# Given entries
——
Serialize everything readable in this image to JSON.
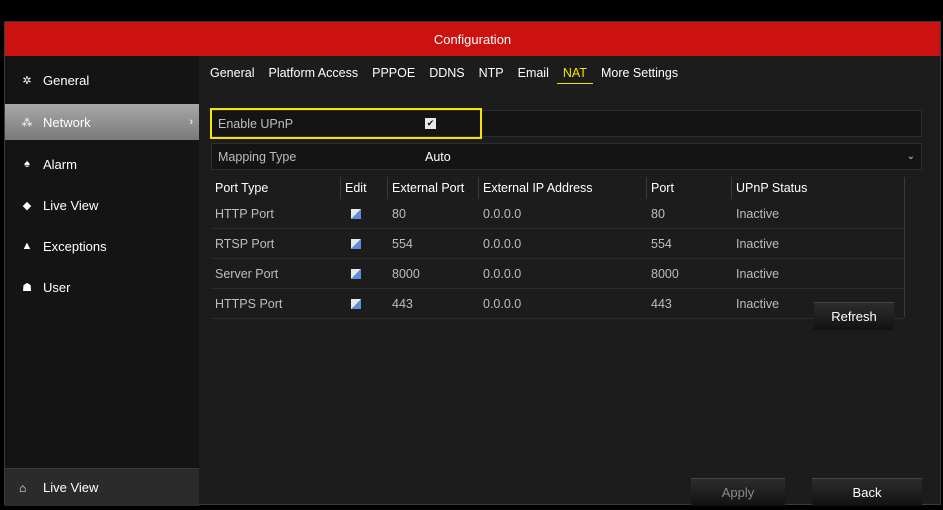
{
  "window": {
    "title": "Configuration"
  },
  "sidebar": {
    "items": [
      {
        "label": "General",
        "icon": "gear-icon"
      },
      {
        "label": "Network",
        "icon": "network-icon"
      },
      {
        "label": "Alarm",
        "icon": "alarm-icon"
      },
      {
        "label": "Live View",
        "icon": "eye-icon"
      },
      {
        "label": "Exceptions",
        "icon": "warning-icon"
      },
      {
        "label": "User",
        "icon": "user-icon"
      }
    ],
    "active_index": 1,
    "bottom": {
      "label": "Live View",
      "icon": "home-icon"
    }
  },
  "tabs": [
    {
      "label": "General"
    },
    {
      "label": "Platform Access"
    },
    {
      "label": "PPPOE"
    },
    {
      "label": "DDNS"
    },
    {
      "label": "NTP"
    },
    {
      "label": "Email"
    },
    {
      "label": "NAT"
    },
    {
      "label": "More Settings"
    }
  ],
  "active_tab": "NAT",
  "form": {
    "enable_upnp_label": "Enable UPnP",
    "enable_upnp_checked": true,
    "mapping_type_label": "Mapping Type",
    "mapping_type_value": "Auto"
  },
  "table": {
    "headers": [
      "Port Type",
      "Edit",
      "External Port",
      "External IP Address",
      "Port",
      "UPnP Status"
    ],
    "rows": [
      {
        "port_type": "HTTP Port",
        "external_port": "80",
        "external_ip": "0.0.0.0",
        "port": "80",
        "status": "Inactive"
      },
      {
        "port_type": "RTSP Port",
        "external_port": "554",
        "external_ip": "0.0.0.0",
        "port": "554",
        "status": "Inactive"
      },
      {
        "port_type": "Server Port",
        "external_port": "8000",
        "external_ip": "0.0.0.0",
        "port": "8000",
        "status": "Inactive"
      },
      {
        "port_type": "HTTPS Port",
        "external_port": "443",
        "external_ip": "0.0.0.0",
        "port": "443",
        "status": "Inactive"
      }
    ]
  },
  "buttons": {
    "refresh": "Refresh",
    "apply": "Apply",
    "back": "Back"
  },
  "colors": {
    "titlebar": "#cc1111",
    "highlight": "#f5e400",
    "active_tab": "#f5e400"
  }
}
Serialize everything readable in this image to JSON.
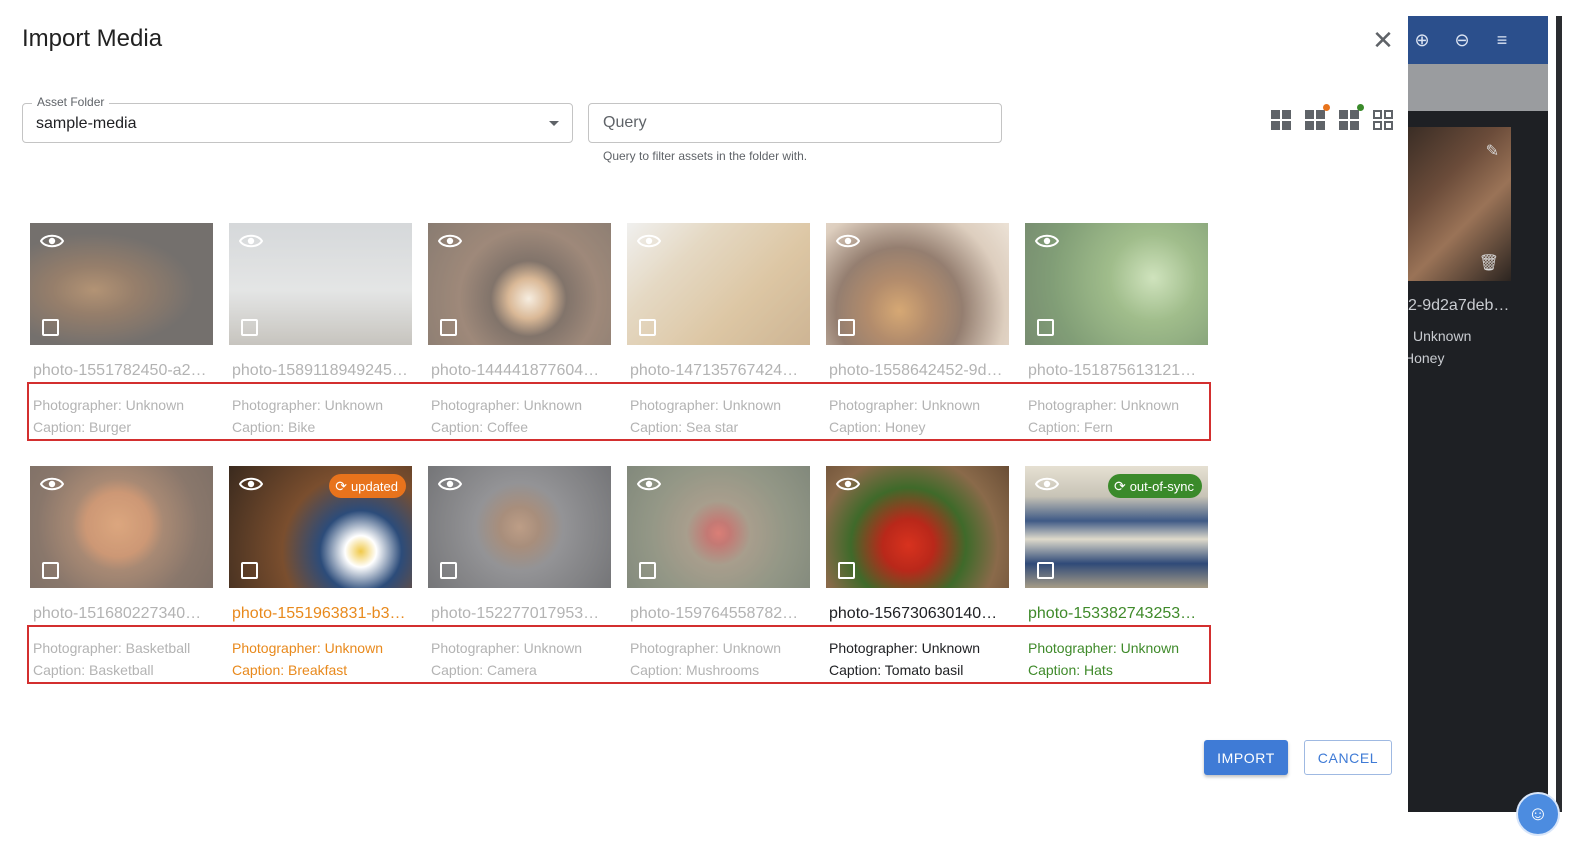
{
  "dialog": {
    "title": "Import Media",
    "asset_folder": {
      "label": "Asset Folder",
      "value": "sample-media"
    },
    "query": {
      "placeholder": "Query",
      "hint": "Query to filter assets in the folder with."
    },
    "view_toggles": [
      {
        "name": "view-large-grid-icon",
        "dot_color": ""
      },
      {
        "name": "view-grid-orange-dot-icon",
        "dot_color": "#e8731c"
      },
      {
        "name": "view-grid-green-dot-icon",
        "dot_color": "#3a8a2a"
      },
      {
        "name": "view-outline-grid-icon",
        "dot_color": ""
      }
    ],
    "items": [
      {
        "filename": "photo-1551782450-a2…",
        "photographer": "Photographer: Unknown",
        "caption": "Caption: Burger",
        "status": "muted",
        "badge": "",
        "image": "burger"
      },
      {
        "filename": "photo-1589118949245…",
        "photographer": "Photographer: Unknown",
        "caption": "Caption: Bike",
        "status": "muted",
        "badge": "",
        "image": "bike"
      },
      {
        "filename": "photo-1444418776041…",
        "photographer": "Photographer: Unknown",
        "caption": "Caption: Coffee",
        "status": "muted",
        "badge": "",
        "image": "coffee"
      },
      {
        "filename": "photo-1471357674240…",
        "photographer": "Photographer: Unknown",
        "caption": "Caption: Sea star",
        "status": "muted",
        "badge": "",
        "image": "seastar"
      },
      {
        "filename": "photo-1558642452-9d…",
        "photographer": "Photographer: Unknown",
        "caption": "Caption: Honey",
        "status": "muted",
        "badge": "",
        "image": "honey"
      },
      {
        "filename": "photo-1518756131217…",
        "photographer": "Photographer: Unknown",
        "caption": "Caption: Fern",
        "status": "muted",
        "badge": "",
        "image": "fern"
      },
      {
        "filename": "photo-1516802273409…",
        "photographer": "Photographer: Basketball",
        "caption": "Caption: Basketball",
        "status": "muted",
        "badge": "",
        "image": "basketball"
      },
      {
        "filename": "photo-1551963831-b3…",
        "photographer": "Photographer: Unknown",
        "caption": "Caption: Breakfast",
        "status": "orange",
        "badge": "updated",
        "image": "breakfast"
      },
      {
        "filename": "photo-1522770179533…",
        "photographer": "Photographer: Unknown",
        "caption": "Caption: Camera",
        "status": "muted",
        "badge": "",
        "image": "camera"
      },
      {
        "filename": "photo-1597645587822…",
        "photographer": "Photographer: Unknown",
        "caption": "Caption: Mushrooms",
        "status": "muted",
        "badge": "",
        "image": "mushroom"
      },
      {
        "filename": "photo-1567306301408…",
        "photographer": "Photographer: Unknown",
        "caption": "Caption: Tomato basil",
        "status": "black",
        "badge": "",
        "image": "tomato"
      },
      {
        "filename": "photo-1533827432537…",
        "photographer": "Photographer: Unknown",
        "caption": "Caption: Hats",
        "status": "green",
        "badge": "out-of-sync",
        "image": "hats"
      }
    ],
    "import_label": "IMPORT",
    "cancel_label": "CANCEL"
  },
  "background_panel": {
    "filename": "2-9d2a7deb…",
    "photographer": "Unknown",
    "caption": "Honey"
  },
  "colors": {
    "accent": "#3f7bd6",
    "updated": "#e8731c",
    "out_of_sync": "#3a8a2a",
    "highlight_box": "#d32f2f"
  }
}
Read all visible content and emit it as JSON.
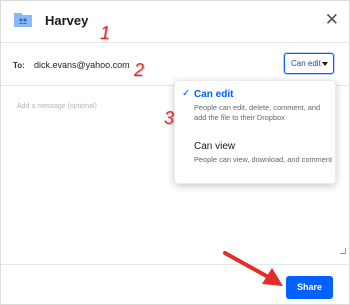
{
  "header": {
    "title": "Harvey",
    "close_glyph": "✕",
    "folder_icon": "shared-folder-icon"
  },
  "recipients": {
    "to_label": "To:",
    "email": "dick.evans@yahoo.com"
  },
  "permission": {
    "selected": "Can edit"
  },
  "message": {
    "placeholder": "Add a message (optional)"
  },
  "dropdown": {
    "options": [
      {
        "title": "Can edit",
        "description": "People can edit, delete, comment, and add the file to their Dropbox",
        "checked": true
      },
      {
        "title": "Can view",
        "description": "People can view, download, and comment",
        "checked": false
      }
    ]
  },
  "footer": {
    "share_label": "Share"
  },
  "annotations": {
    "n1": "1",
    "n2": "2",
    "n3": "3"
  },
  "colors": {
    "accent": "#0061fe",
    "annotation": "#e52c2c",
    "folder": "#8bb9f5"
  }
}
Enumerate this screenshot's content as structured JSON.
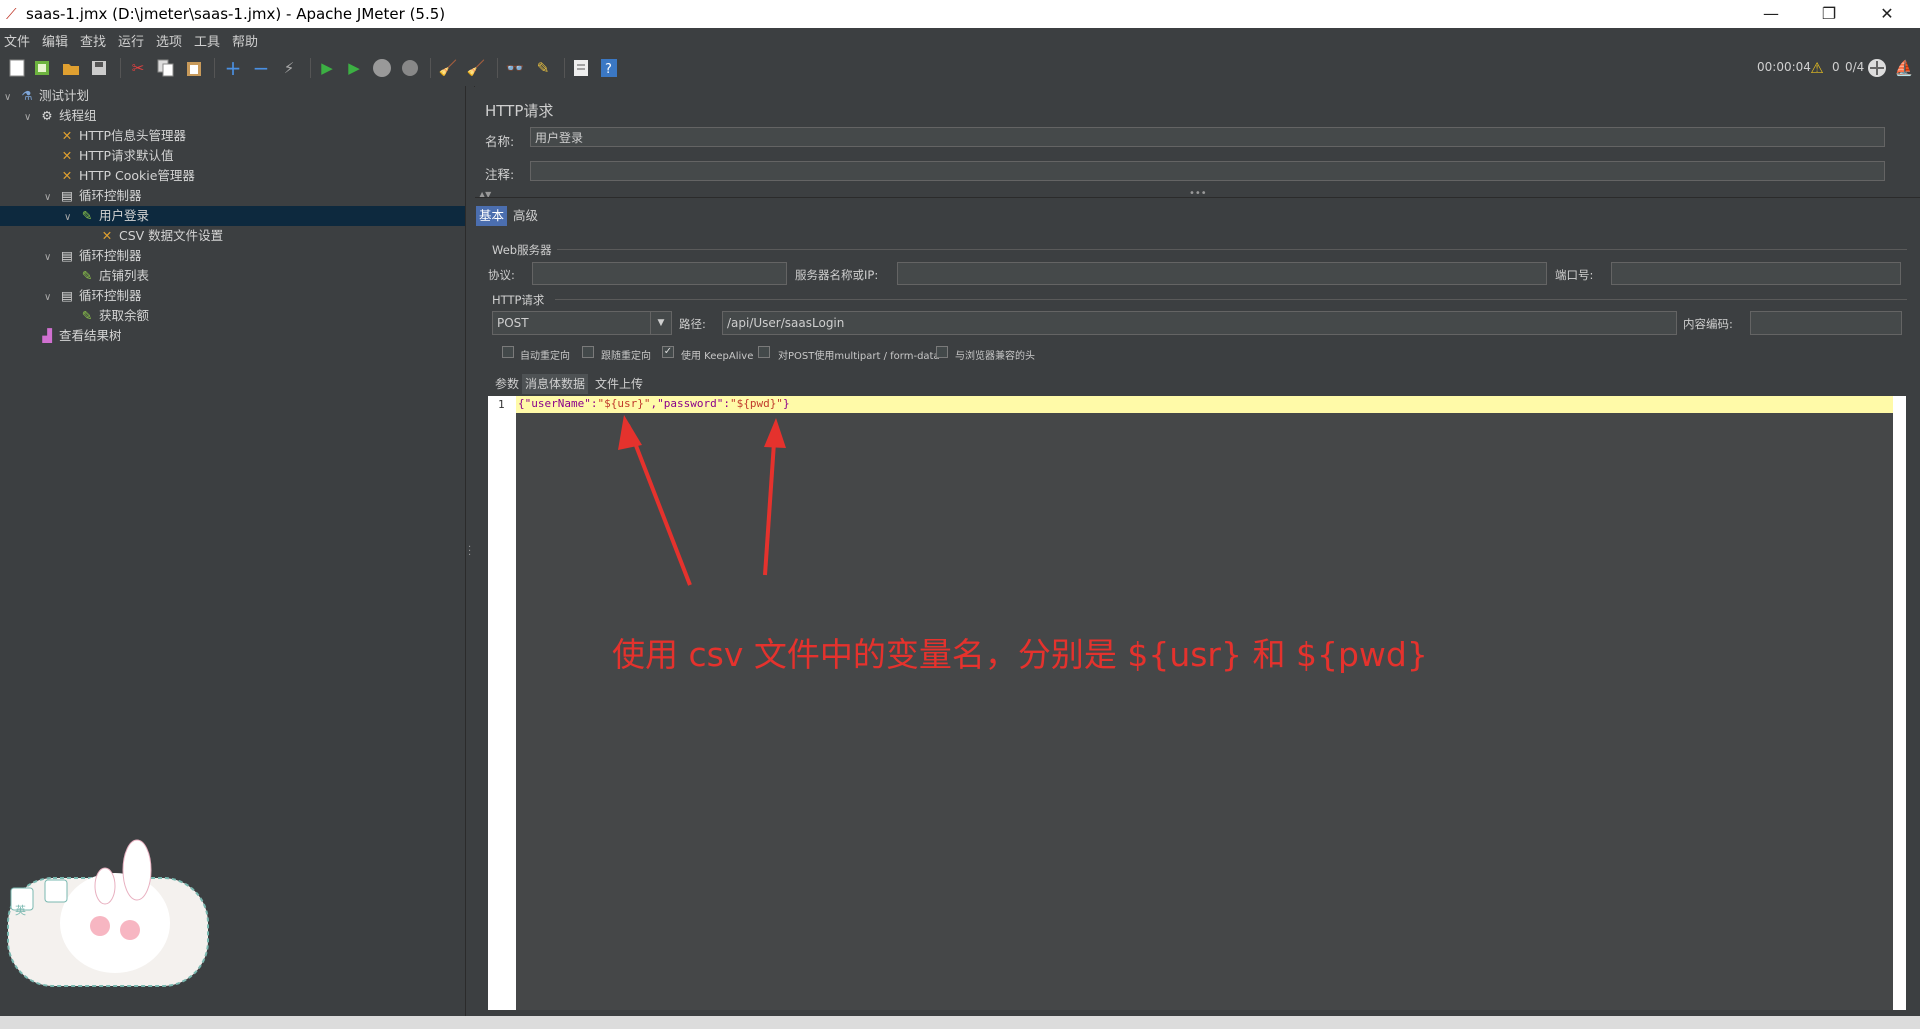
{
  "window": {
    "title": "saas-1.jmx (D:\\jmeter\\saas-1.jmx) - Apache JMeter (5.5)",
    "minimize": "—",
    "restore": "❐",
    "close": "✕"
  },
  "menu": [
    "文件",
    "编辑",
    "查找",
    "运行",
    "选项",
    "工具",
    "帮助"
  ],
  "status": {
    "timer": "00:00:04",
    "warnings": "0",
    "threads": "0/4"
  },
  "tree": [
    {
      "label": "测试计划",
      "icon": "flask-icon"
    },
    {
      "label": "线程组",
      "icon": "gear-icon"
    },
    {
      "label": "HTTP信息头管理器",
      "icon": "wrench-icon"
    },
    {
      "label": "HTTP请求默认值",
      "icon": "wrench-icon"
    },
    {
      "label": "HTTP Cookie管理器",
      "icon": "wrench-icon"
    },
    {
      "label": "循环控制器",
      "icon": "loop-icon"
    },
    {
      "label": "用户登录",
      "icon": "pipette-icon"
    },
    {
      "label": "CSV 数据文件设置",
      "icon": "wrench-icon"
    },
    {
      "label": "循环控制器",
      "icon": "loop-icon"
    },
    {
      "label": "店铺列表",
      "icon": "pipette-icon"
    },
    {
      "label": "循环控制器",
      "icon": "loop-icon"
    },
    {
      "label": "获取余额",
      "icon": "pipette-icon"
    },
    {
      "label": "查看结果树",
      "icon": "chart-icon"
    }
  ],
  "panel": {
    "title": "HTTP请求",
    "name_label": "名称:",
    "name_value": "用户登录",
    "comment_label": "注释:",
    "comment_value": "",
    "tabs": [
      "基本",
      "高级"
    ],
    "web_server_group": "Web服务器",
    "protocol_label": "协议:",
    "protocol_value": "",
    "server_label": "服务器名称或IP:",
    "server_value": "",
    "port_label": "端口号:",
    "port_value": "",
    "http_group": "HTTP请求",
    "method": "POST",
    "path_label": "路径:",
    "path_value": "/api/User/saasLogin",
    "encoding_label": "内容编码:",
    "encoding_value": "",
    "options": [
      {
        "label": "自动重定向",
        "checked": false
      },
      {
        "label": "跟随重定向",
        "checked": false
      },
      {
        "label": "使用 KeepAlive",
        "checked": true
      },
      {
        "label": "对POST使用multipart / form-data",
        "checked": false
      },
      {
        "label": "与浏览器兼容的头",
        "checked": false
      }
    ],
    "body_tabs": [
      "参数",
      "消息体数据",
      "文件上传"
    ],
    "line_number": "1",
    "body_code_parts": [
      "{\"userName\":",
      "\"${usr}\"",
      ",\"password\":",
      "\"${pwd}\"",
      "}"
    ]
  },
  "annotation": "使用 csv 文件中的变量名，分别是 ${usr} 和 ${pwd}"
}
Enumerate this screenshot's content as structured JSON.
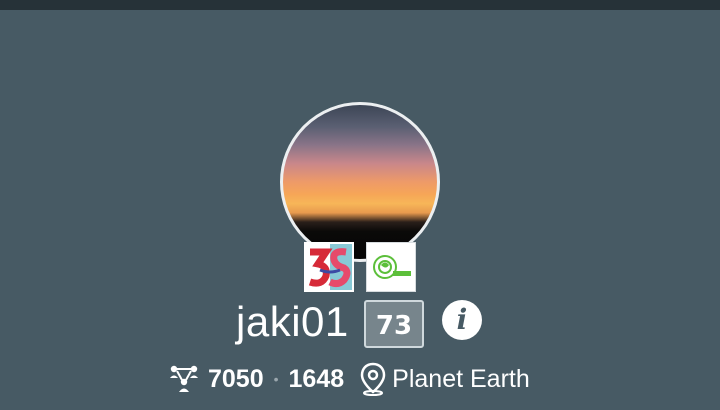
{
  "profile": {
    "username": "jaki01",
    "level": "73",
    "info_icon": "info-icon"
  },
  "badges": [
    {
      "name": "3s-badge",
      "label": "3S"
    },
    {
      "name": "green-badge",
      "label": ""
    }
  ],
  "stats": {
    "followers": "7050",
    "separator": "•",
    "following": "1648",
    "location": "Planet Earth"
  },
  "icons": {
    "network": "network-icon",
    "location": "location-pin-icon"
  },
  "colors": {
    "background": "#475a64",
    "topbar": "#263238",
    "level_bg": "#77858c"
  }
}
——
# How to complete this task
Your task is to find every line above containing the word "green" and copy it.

# Solution for this exercise
        "name": "view-grid-green-dot-icon",
        "status": "green",
      "name": "green-badge",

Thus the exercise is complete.